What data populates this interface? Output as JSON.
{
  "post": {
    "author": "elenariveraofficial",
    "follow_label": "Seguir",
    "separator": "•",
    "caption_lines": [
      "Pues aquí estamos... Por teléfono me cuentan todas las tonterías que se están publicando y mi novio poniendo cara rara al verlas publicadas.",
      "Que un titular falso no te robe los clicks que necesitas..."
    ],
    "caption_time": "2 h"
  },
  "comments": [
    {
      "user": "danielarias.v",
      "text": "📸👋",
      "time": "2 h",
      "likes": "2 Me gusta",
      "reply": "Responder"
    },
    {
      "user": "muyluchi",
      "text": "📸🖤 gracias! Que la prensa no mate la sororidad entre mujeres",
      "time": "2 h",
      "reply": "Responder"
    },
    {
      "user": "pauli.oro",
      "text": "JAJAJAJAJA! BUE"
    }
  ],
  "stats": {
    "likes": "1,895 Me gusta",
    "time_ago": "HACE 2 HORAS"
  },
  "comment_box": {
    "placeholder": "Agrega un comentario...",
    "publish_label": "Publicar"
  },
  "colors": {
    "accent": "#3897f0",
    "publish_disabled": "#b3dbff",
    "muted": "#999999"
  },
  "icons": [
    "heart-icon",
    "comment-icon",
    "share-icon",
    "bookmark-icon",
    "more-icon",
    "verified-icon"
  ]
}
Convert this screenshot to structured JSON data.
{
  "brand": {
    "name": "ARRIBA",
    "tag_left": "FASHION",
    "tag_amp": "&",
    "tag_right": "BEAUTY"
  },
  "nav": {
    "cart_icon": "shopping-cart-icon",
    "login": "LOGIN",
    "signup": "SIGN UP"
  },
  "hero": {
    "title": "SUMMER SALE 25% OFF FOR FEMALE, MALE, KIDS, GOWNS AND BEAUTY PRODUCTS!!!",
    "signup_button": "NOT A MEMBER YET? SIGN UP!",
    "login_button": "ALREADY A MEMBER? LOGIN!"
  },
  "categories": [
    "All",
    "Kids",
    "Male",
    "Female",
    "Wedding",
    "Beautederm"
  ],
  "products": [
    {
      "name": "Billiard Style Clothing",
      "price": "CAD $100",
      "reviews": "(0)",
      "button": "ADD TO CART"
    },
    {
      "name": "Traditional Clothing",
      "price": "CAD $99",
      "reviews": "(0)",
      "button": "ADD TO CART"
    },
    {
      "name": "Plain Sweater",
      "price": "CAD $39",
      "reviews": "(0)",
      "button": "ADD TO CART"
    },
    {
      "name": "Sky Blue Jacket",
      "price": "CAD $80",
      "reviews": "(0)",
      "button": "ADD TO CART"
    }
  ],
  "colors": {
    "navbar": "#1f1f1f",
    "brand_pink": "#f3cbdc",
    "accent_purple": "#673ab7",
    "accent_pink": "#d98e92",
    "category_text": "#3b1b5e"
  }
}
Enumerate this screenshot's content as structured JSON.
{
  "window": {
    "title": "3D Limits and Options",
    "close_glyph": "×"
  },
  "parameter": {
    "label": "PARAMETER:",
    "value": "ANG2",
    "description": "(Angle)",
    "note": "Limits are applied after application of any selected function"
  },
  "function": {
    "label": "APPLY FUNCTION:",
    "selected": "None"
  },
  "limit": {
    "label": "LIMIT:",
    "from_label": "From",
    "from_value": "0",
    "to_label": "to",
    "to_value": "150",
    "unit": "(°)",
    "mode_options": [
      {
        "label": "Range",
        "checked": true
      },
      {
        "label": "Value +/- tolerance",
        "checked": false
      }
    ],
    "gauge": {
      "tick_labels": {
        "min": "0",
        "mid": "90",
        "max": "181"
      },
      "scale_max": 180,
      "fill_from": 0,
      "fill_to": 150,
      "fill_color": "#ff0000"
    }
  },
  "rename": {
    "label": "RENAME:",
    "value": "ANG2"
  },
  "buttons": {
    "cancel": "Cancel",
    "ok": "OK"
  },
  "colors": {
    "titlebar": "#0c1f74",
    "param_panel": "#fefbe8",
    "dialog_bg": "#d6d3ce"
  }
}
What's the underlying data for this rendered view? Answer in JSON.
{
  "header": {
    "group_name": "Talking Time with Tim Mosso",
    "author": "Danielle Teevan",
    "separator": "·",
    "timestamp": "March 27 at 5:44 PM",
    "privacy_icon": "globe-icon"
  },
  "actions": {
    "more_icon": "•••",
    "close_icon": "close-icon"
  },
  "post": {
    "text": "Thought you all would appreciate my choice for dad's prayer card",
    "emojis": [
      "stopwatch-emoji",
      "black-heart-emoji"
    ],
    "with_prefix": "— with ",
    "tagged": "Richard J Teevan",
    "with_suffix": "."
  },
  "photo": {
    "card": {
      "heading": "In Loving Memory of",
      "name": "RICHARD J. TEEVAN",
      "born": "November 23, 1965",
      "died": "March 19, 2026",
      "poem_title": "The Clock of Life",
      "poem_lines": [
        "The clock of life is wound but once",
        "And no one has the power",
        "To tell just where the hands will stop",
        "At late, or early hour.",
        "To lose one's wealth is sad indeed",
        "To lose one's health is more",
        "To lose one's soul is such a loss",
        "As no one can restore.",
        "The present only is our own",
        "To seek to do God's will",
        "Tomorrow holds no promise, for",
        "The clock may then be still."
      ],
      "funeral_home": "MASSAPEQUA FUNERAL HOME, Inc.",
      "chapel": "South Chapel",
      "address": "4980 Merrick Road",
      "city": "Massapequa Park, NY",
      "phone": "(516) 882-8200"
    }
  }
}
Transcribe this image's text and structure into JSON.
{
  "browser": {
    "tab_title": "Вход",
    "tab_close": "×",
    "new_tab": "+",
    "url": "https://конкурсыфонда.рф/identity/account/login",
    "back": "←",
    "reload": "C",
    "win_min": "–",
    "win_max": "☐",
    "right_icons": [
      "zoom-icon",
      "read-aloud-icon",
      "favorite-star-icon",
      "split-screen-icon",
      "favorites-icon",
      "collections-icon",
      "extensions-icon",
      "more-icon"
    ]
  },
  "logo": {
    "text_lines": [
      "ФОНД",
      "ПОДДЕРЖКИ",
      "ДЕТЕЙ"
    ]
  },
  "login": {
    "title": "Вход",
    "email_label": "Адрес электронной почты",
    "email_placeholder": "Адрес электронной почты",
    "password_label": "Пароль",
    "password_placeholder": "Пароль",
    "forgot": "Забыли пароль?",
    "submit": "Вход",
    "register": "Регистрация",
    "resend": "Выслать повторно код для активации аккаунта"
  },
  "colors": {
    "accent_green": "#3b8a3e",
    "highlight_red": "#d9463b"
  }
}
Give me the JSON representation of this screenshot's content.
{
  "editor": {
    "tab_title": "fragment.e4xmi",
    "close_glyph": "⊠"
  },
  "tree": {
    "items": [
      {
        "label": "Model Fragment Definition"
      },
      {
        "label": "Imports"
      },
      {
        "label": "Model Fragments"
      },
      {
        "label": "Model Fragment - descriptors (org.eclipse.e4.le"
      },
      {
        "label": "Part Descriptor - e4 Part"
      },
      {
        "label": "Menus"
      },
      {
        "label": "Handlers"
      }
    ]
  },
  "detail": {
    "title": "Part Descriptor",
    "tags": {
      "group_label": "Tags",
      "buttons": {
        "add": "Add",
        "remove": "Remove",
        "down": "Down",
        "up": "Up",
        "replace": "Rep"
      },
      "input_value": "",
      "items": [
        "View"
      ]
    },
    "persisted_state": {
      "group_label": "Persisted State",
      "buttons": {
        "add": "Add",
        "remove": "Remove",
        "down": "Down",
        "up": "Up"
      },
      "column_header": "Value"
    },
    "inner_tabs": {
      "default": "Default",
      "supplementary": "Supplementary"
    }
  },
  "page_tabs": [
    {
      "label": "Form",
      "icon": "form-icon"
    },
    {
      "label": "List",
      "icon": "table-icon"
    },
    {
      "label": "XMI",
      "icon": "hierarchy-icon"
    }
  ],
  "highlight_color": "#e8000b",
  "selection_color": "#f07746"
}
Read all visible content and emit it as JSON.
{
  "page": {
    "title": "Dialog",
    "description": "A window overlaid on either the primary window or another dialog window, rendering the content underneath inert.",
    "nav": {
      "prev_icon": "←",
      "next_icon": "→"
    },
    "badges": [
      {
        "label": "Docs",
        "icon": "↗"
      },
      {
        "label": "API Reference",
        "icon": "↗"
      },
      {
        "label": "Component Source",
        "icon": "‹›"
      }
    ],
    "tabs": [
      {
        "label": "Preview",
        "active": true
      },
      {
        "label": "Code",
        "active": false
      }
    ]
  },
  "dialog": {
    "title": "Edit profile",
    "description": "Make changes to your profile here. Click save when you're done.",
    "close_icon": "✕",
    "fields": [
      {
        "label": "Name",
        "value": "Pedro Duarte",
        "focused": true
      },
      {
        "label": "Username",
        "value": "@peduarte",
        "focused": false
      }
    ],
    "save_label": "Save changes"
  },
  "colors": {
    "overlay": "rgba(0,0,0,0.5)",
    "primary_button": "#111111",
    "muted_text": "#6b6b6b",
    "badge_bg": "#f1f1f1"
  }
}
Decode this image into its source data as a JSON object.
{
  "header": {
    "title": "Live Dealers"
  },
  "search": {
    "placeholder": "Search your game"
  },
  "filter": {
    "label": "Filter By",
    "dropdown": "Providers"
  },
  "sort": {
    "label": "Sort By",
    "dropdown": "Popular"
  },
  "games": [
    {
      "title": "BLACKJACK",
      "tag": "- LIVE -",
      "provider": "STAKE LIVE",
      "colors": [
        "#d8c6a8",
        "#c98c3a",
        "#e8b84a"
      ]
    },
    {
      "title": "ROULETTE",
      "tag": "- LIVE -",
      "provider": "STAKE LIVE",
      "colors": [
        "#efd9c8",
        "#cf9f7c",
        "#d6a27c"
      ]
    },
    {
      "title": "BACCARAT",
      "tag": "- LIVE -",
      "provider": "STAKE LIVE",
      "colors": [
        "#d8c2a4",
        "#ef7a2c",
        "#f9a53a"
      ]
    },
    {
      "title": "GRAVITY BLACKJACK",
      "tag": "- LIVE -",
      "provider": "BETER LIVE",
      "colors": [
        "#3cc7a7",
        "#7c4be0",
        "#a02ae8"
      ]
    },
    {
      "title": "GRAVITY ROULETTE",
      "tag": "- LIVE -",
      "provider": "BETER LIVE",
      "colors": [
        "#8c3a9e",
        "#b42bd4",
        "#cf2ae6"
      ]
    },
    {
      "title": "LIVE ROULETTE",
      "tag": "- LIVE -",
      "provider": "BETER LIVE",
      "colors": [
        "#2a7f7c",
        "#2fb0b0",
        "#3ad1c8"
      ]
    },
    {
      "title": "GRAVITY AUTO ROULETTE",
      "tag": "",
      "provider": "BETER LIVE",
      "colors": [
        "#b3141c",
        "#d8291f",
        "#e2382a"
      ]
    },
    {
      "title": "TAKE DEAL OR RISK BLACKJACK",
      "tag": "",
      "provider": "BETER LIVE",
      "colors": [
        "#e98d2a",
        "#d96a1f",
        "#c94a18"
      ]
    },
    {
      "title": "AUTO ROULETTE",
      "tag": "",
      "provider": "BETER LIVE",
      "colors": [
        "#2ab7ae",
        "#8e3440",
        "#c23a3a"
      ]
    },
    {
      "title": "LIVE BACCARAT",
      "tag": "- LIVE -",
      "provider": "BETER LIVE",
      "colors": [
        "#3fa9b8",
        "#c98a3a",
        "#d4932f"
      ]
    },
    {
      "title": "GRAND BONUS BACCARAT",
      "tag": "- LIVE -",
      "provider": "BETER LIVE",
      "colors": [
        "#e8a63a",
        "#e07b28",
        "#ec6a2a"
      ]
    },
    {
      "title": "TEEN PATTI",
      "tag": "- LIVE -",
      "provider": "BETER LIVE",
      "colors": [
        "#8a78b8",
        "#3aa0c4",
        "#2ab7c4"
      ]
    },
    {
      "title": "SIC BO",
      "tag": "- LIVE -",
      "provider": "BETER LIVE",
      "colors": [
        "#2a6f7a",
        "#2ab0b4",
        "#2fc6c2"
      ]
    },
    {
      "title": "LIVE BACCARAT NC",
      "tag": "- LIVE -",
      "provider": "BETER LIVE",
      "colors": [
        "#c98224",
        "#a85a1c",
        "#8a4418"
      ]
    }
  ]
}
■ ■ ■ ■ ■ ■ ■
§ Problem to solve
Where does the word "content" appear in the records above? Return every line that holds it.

§ Task answer
Enumerate this screenshot's content as structured JSON.
Give me the JSON representation of this screenshot's content.
Read all visible content and emit it as JSON.
    "description": "A window overlaid on either the primary window or another dialog window, rendering the content underneath inert.",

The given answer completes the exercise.